Before and during the French and Indian War, from about 1650 to 1763, Britain essentially left its American colonies to run themselves in an age of salutary neglect. Given relative freedom to do as they pleased, the North American settlers turned to unique forms of government to match their developing new identity as Americans. They established representative legislatures and democratic town meetings. They also enjoyed such rights as local judiciaries and trials by jury in which defendants were assumed innocent until proven guilty. American shipping, although theoretically regulated by the Navigation Act, functioned apart from the mighty British fleet for more than a hundred years. Finally, the promise of an expansive, untamed continent gave all settlers a sense of freedom and the ability to start fresh in the New World.
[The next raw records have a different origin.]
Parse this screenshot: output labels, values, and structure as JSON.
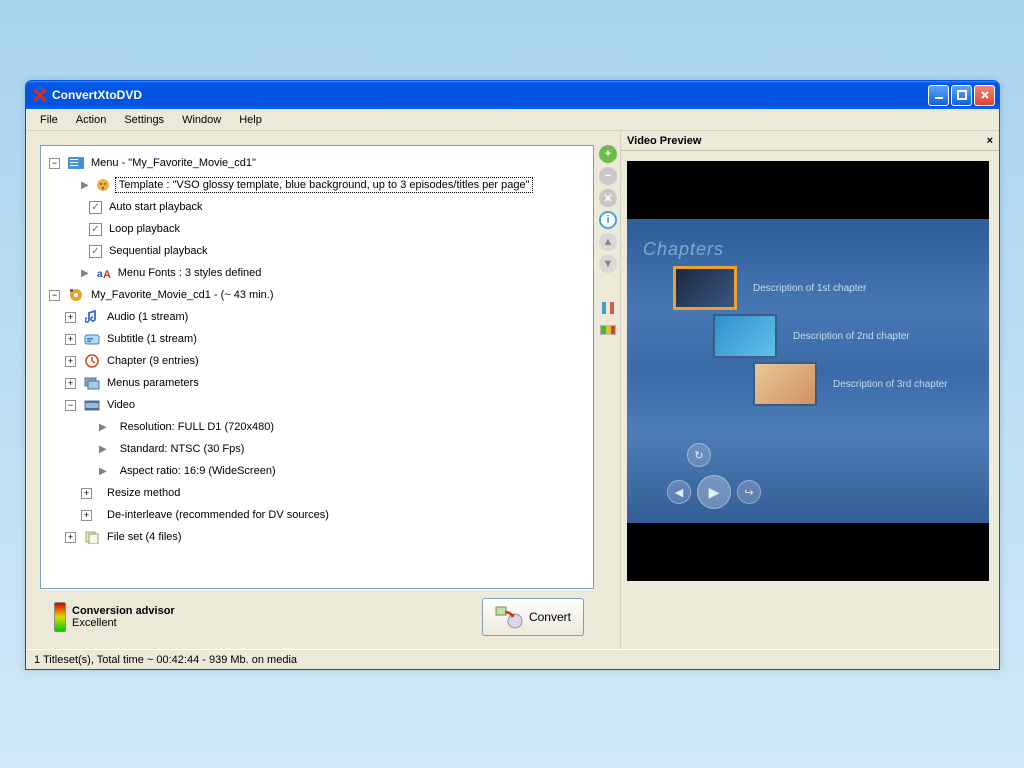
{
  "app": {
    "title": "ConvertXtoDVD"
  },
  "menubar": {
    "file": "File",
    "action": "Action",
    "settings": "Settings",
    "window": "Window",
    "help": "Help"
  },
  "tree": {
    "menu_root": "Menu - \"My_Favorite_Movie_cd1\"",
    "template": "Template : \"VSO glossy template, blue background, up to 3 episodes/titles per page\"",
    "auto_start": "Auto start playback",
    "loop": "Loop playback",
    "sequential": "Sequential playback",
    "menu_fonts": "Menu Fonts : 3 styles defined",
    "movie_root": "My_Favorite_Movie_cd1 - (~ 43 min.)",
    "audio": "Audio (1 stream)",
    "subtitle": "Subtitle (1 stream)",
    "chapter": "Chapter (9 entries)",
    "menus_params": "Menus parameters",
    "video": "Video",
    "resolution": "Resolution: FULL D1 (720x480)",
    "standard": "Standard: NTSC (30 Fps)",
    "aspect": "Aspect ratio: 16:9 (WideScreen)",
    "resize": "Resize method",
    "deinterleave": "De-interleave (recommended for DV sources)",
    "fileset": "File set (4 files)"
  },
  "preview": {
    "title": "Video Preview",
    "heading": "Chapters",
    "ch1": "Description of 1st chapter",
    "ch2": "Description of 2nd chapter",
    "ch3": "Description of 3rd chapter"
  },
  "advisor": {
    "title": "Conversion advisor",
    "status": "Excellent"
  },
  "convert": {
    "label": "Convert"
  },
  "status": {
    "text": "1 Titleset(s), Total time ~ 00:42:44 - 939 Mb. on media"
  }
}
After the French and Indian War, the age of salutary neglect was finished. Britain, wanting to replenish its drained treasury, placed a larger tax burden on America and tightened regulations in the colonies. Over the years, Americans were forbidden to circulate local printed currencies, ordered to house British troops, made to comply with restrictive shipping policies, and forced to pay unpopular taxes. Furthermore, many of those failing to comply with the new rules found themselves facing a British judge without jury. Americans were shocked and offended by what they regarded as violations of their liberties. Over time, this shock turned to indignation, which ultimately grew into desire for rebellion. In a mere twelve years—between the end of the French and Indian War in 1763 and the outbreak of the Revolutionary War in 1775—the colonists moved from offering nightly toasts to King George III’s health to demonstrations of outright hostility toward the British Crown.
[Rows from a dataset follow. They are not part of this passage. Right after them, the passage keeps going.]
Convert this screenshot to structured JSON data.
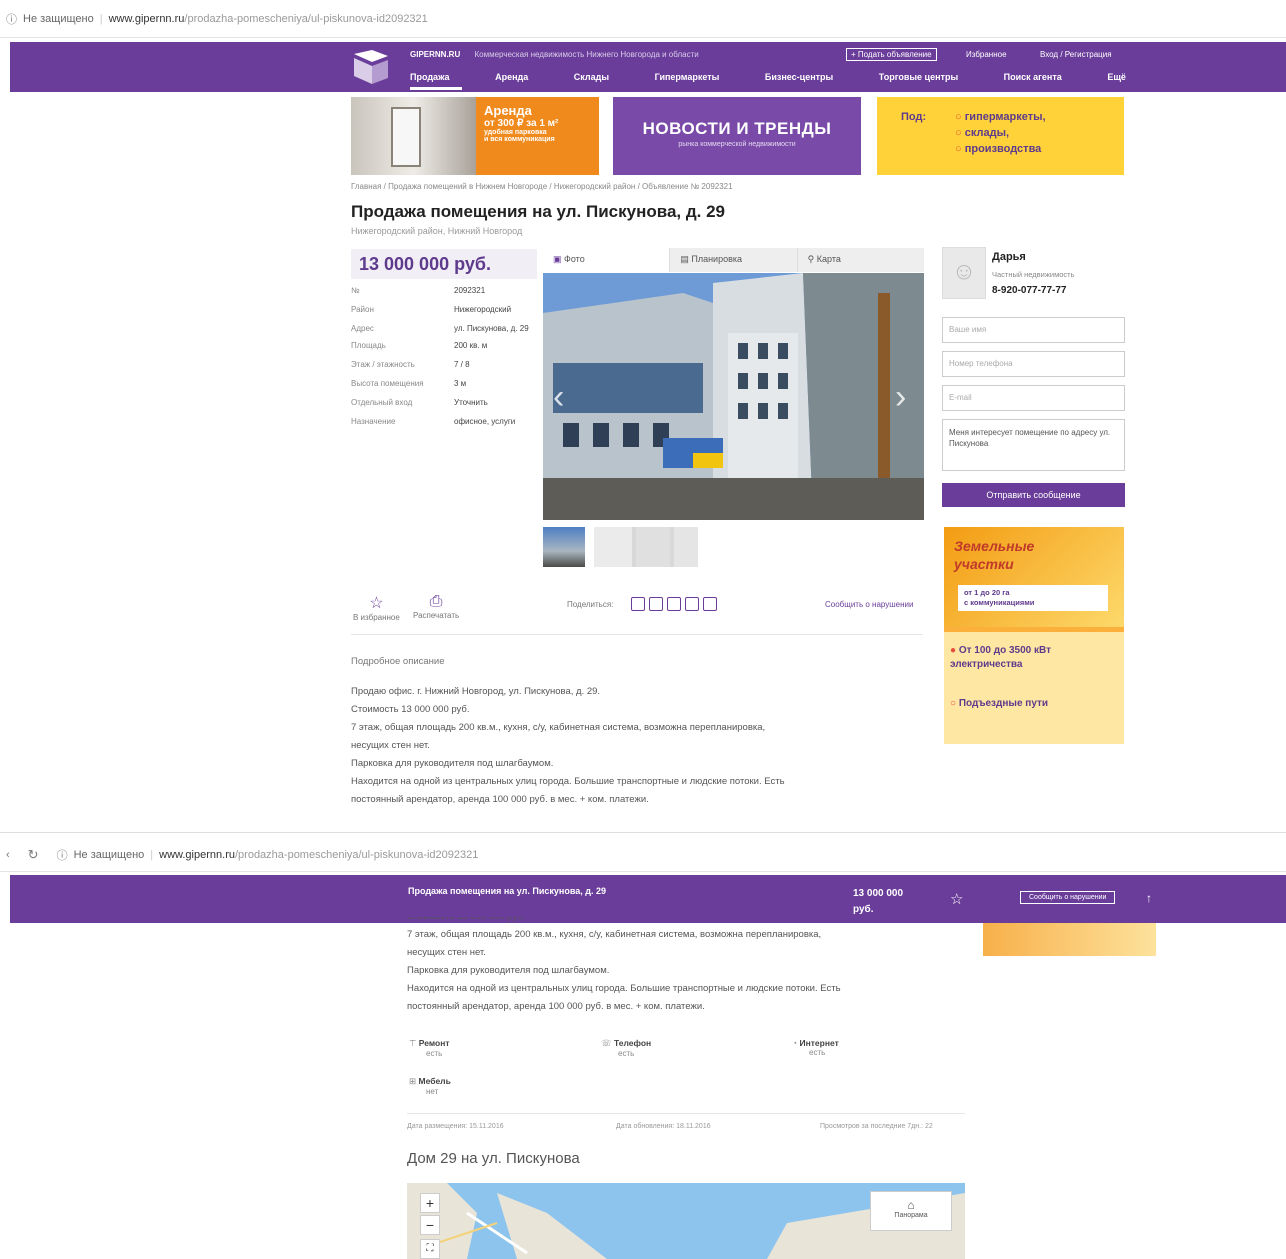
{
  "browser1": {
    "security": "Не защищено",
    "domain": "www.gipernn.ru",
    "path": "/prodazha-pomescheniya/ul-piskunova-id2092321"
  },
  "header": {
    "site_name": "GIPERNN.RU",
    "tagline": "Коммерческая недвижимость Нижнего Новгорода и области",
    "add_ad": "+ Подать объявление",
    "favorites": "Избранное",
    "login": "Вход / Регистрация",
    "nav": [
      "Продажа",
      "Аренда",
      "Склады",
      "Гипермаркеты",
      "Бизнес-центры",
      "Торговые центры",
      "Поиск агента",
      "Ещё"
    ]
  },
  "banners": {
    "b1_lines": [
      "Аренда",
      "от 300 ₽ за 1 м²",
      "удобная парковка",
      "и вся коммуникация"
    ],
    "b2_title": "НОВОСТИ И ТРЕНДЫ",
    "b2_sub": "рынка коммерческой недвижимости",
    "b3_lead": "Под:",
    "b3_items": [
      "гипермаркеты,",
      "склады,",
      "производства"
    ]
  },
  "breadcrumb": "Главная / Продажа помещений в Нижнем Новгороде / Нижегородский район / Объявление № 2092321",
  "title": "Продажа помещения на ул. Пискунова, д. 29",
  "subtitle": "Нижегородский район, Нижний Новгород",
  "price": "13 000 000 руб.",
  "props": [
    {
      "k": "№",
      "v": "2092321"
    },
    {
      "k": "Район",
      "v": "Нижегородский"
    },
    {
      "k": "Адрес",
      "v": "ул. Пискунова, д. 29"
    },
    {
      "k": "Площадь",
      "v": "200 кв. м"
    },
    {
      "k": "Этаж / этажность",
      "v": "7 / 8"
    },
    {
      "k": "Высота помещения",
      "v": "3 м"
    },
    {
      "k": "Отдельный вход",
      "v": "Уточнить"
    },
    {
      "k": "Назначение",
      "v": "офисное, услуги"
    }
  ],
  "tabs": [
    "Фото",
    "Планировка",
    "Карта"
  ],
  "agent": {
    "name": "Дарья",
    "role": "Частный недвижимость",
    "phone": "8-920-077-77-77"
  },
  "form": {
    "name_ph": "Ваше имя",
    "phone_ph": "Номер телефона",
    "email_ph": "E-mail",
    "message": "Меня интересует помещение по адресу ул. Пискунова",
    "send": "Отправить сообщение"
  },
  "side_ad": {
    "title": "Земельные участки",
    "line1": "от 1 до 20 га",
    "line2": "с коммуникациями",
    "line3": "От 100 до 3500 кВт электричества",
    "line4": "Подъездные пути"
  },
  "actions": {
    "fav": "В избранное",
    "print": "Распечатать",
    "share": "Поделиться:",
    "report": "Сообщить о нарушении"
  },
  "description": {
    "heading": "Подробное описание",
    "lines": [
      "Продаю офис. г. Нижний Новгород, ул. Пискунова, д. 29.",
      "Стоимость 13 000 000 руб.",
      "7 этаж, общая площадь 200 кв.м., кухня, с/у, кабинетная система, возможна перепланировка,",
      "несущих стен нет.",
      "Парковка для руководителя под шлагбаумом.",
      "Находится на одной из центральных улиц города. Большие транспортные и людские потоки. Есть",
      "постоянный арендатор, аренда 100 000 руб. в мес. + ком. платежи."
    ]
  },
  "browser2": {
    "security": "Не защищено",
    "domain": "www.gipernn.ru",
    "path": "/prodazha-pomescheniya/ul-piskunova-id2092321"
  },
  "sticky": {
    "title": "Продажа помещения на ул. Пискунова, д. 29",
    "price_1": "13 000 000",
    "price_2": "руб.",
    "report": "Сообщить о нарушении"
  },
  "desc2_lines": [
    "Стоимость 13 000 000 руб.",
    "7 этаж, общая площадь 200 кв.м., кухня, с/у, кабинетная система, возможна перепланировка,",
    "несущих стен нет.",
    "Парковка для руководителя под шлагбаумом.",
    "Находится на одной из центральных улиц города. Большие транспортные и людские потоки. Есть",
    "постоянный арендатор, аренда 100 000 руб. в мес. + ком. платежи."
  ],
  "features": [
    {
      "k": "Ремонт",
      "v": "есть"
    },
    {
      "k": "Телефон",
      "v": "есть"
    },
    {
      "k": "Интернет",
      "v": "есть"
    },
    {
      "k": "Мебель",
      "v": "нет"
    }
  ],
  "meta": {
    "placed": "Дата размещения: 15.11.2016",
    "updated": "Дата обновления: 18.11.2016",
    "views": "Просмотров за последние 7дн.: 22"
  },
  "map_section": {
    "heading": "Дом 29 на ул. Пискунова",
    "panorama": "Панорама"
  },
  "colors": {
    "brand": "#6a3d9a",
    "accent": "#fbb03b"
  }
}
The American Revolution had profound consequences, not only for the American colonists but for the rest of the world as well. Never before had a body of colonists so boldly declared their monarch and government incapable of governing a free people. The Thomas Jefferson–penned Declaration of Independence was as unique as it was reasonable, presenting a strong, concise case for American rebellion against a tyrannical government. Since then, his declaration has been a model for many groups and peoples fighting their own uphill battles.